FERC instead, however, issued three separate orders, pursuant to section 206 of the Federal Power Act, which initiated investigations into the fast-start pricing practices of three specific RTOs/ISOs–NYISO, PJM, and SPP. In particular, the investigations will examine whether:
- NYISO should revise its tariff to: (1) modify its pricing logic to allow the start-up costs of fast-start resources to be reflected in its pricing logic; and (2) allow the relaxation of all dispatchable fast-start resources’ economic operating limits by up to 100 percent for the purpose of setting price;
- PJM should revise its tariff to, among other things: (1) allow relaxation of fast-start resources economic minimum operating limits by up to 100 percent; (2) consider fast-start resources within dispatch in a way that is consistent with minimizing production costs, subject to appropriate operational and reliability constraints; and (3) modify its pricing logic to allow the commitment costs of fast-start resources to be reflected in prices; and
- SPP should revise its tariff to, among other things: (1) modify its dispatch process to respect physical parameters of resources while minimizing production costs; (2) modify its pricing logic to allow the commitment costs of fast-start resources to be reflected in prices; and (3) allow all quick-start resources, including block-loaded quick-start resources, to set price.

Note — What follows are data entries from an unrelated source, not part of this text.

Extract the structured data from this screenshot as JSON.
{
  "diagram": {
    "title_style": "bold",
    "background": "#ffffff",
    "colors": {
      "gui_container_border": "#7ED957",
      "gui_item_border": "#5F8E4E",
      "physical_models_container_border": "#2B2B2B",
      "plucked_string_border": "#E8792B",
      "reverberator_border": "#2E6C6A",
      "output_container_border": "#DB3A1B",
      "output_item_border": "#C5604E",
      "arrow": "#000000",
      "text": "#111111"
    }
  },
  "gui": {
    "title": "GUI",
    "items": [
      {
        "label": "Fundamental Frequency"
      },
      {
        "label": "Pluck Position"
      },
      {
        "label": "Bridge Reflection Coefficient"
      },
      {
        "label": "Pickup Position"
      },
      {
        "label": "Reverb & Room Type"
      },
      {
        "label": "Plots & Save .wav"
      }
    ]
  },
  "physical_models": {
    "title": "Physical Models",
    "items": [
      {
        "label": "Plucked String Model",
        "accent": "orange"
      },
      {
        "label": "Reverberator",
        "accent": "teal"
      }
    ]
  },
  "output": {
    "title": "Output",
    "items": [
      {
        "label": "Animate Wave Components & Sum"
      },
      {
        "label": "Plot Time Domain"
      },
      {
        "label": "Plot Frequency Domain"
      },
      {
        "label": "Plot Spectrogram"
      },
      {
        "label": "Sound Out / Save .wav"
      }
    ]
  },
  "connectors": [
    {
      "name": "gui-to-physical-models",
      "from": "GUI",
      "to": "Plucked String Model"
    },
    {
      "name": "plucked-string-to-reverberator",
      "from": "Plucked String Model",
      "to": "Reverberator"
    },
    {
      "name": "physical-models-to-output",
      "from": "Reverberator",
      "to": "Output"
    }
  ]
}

In the Commission open meeting, Commissioner Cheryl LaFleur remarked that the remaining RTOs/ISOs were left “off the hook” for specific reasons. Commissioner LaFleur noted that ISO New England Inc. and the Midcontinent Independent System Operator, Inc. had both largely already implemented the “best practices” for fast-start pricing in the eyes of the Commission. Additionally, Commissioner LaFleur stated that she was persuaded by what the California Independent System Operator Corporation (“CAISO”) had filed in the docket relative to fast-start pricing practices and that a reform in CAISO would provide “limited benefit for them relative to their other priorities that are going on right now.” Thus, the focus remains on NYISO, PJM, and SPP for the time being.
Interventions are due within 21 days of the December 21, 2017 order. Interested parties may file initial briefs no later than 45 days after publication in the Federal Register, with reply briefs due 30 days thereafter.
For a copy of the FERC press release regarding these investigations, and the investigation orders themselves, see here.